WHAT TO WORK ON: Exact copies of all the records are the expected output.

DATA RECORDS:

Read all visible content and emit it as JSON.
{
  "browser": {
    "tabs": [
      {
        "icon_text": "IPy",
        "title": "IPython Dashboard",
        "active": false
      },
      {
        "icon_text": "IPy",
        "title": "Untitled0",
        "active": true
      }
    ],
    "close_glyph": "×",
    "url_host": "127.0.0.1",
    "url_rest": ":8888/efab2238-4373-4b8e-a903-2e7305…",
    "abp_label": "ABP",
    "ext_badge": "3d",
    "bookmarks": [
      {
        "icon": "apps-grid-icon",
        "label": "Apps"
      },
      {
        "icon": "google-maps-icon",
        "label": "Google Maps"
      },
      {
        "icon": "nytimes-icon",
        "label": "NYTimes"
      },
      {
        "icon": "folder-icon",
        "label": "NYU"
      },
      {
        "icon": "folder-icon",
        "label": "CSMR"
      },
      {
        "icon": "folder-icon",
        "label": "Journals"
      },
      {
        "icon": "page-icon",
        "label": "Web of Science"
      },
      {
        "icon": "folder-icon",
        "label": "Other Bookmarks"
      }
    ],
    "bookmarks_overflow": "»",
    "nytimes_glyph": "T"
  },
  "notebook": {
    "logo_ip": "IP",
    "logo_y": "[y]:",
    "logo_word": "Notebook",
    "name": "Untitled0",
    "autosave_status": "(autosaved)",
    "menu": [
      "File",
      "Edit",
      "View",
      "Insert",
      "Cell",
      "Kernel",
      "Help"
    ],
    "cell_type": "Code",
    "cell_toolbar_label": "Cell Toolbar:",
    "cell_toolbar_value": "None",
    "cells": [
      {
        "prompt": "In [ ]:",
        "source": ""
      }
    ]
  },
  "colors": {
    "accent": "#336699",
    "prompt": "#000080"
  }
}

REPLY TO THE EXERCISE:
Read all visible content and emit it as JSON.
{
  "browser": {
    "tabs": [
      {
        "icon_text": "IPy",
        "title": "IPython Dashboard",
        "active": false
      },
      {
        "icon_text": "IPy",
        "title": "Untitled0",
        "active": true
      }
    ],
    "close_glyph": "×",
    "url_host": "127.0.0.1",
    "url_rest": ":8888/efab2238-4373-4b8e-a903-2e7305…",
    "abp_label": "ABP",
    "ext_badge": "3d",
    "bookmarks": [
      {
        "icon": "apps-grid-icon",
        "label": "Apps"
      },
      {
        "icon": "google-maps-icon",
        "label": "Google Maps"
      },
      {
        "icon": "nytimes-icon",
        "label": "NYTimes"
      },
      {
        "icon": "folder-icon",
        "label": "NYU"
      },
      {
        "icon": "folder-icon",
        "label": "CSMR"
      },
      {
        "icon": "folder-icon",
        "label": "Journals"
      },
      {
        "icon": "page-icon",
        "label": "Web of Science"
      },
      {
        "icon": "folder-icon",
        "label": "Other Bookmarks"
      }
    ],
    "bookmarks_overflow": "»",
    "nytimes_glyph": "T"
  },
  "notebook": {
    "logo_ip": "IP",
    "logo_y": "[y]:",
    "logo_word": "Notebook",
    "name": "Untitled0",
    "autosave_status": "(autosaved)",
    "menu": [
      "File",
      "Edit",
      "View",
      "Insert",
      "Cell",
      "Kernel",
      "Help"
    ],
    "cell_type": "Code",
    "cell_toolbar_label": "Cell Toolbar:",
    "cell_toolbar_value": "None",
    "cells": [
      {
        "prompt": "In [ ]:",
        "source": ""
      }
    ]
  },
  "colors": {
    "accent": "#336699",
    "prompt": "#000080"
  }
}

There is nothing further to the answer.